**WHAT THIS TASK INVOLVES**
Could you please repeat the data below word for word?

### PROVIDED DATA

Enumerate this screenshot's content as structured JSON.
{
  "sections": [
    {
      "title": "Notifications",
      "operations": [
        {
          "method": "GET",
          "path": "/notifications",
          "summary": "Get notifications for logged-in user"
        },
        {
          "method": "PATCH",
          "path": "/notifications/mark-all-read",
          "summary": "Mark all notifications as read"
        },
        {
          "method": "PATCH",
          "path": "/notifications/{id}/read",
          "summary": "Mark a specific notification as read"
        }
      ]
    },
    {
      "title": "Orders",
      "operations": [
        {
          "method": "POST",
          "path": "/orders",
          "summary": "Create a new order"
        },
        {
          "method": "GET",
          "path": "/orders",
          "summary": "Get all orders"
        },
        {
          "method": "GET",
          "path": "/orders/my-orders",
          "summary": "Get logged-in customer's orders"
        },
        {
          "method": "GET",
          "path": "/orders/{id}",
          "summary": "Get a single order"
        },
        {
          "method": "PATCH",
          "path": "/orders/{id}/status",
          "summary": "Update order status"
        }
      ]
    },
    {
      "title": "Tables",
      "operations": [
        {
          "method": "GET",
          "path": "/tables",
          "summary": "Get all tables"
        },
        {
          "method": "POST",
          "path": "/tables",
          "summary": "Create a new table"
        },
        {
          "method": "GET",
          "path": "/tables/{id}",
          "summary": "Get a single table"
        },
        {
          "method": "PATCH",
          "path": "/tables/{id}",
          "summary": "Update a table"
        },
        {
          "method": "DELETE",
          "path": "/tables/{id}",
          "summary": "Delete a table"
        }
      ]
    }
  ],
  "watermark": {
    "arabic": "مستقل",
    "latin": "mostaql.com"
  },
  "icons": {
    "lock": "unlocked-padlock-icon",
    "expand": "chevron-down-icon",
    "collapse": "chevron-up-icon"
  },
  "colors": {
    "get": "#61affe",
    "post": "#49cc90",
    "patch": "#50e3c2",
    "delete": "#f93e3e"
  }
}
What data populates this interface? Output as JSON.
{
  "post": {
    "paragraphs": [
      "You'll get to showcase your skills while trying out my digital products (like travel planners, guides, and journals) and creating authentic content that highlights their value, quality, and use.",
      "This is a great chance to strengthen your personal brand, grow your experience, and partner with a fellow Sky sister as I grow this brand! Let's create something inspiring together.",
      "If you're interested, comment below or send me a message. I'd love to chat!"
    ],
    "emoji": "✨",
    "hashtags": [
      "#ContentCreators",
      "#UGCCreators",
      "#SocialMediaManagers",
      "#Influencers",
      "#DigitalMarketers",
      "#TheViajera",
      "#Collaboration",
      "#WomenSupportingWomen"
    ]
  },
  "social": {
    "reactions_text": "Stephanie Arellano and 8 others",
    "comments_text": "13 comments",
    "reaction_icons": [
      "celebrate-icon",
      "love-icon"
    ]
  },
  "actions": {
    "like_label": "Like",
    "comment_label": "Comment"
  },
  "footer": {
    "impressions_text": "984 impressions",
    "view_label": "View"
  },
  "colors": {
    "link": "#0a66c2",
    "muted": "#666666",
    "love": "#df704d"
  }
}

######

**SOLUTION TO THE PROBLEM**
Enumerate this screenshot's content as structured JSON.
{
  "sections": [
    {
      "title": "Notifications",
      "operations": [
        {
          "method": "GET",
          "path": "/notifications",
          "summary": "Get notifications for logged-in user"
        },
        {
          "method": "PATCH",
          "path": "/notifications/mark-all-read",
          "summary": "Mark all notifications as read"
        },
        {
          "method": "PATCH",
          "path": "/notifications/{id}/read",
          "summary": "Mark a specific notification as read"
        }
      ]
    },
    {
      "title": "Orders",
      "operations": [
        {
          "method": "POST",
          "path": "/orders",
          "summary": "Create a new order"
        },
        {
          "method": "GET",
          "path": "/orders",
          "summary": "Get all orders"
        },
        {
          "method": "GET",
          "path": "/orders/my-orders",
          "summary": "Get logged-in customer's orders"
        },
        {
          "method": "GET",
          "path": "/orders/{id}",
          "summary": "Get a single order"
        },
        {
          "method": "PATCH",
          "path": "/orders/{id}/status",
          "summary": "Update order status"
        }
      ]
    },
    {
      "title": "Tables",
      "operations": [
        {
          "method": "GET",
          "path": "/tables",
          "summary": "Get all tables"
        },
        {
          "method": "POST",
          "path": "/tables",
          "summary": "Create a new table"
        },
        {
          "method": "GET",
          "path": "/tables/{id}",
          "summary": "Get a single table"
        },
        {
          "method": "PATCH",
          "path": "/tables/{id}",
          "summary": "Update a table"
        },
        {
          "method": "DELETE",
          "path": "/tables/{id}",
          "summary": "Delete a table"
        }
      ]
    }
  ],
  "watermark": {
    "arabic": "مستقل",
    "latin": "mostaql.com"
  },
  "icons": {
    "lock": "unlocked-padlock-icon",
    "expand": "chevron-down-icon",
    "collapse": "chevron-up-icon"
  },
  "colors": {
    "get": "#61affe",
    "post": "#49cc90",
    "patch": "#50e3c2",
    "delete": "#f93e3e"
  }
}
What data populates this interface? Output as JSON.
{
  "post": {
    "paragraphs": [
      "You'll get to showcase your skills while trying out my digital products (like travel planners, guides, and journals) and creating authentic content that highlights their value, quality, and use.",
      "This is a great chance to strengthen your personal brand, grow your experience, and partner with a fellow Sky sister as I grow this brand! Let's create something inspiring together.",
      "If you're interested, comment below or send me a message. I'd love to chat!"
    ],
    "emoji": "✨",
    "hashtags": [
      "#ContentCreators",
      "#UGCCreators",
      "#SocialMediaManagers",
      "#Influencers",
      "#DigitalMarketers",
      "#TheViajera",
      "#Collaboration",
      "#WomenSupportingWomen"
    ]
  },
  "social": {
    "reactions_text": "Stephanie Arellano and 8 others",
    "comments_text": "13 comments",
    "reaction_icons": [
      "celebrate-icon",
      "love-icon"
    ]
  },
  "actions": {
    "like_label": "Like",
    "comment_label": "Comment"
  },
  "footer": {
    "impressions_text": "984 impressions",
    "view_label": "View"
  },
  "colors": {
    "link": "#0a66c2",
    "muted": "#666666",
    "love": "#df704d"
  }
}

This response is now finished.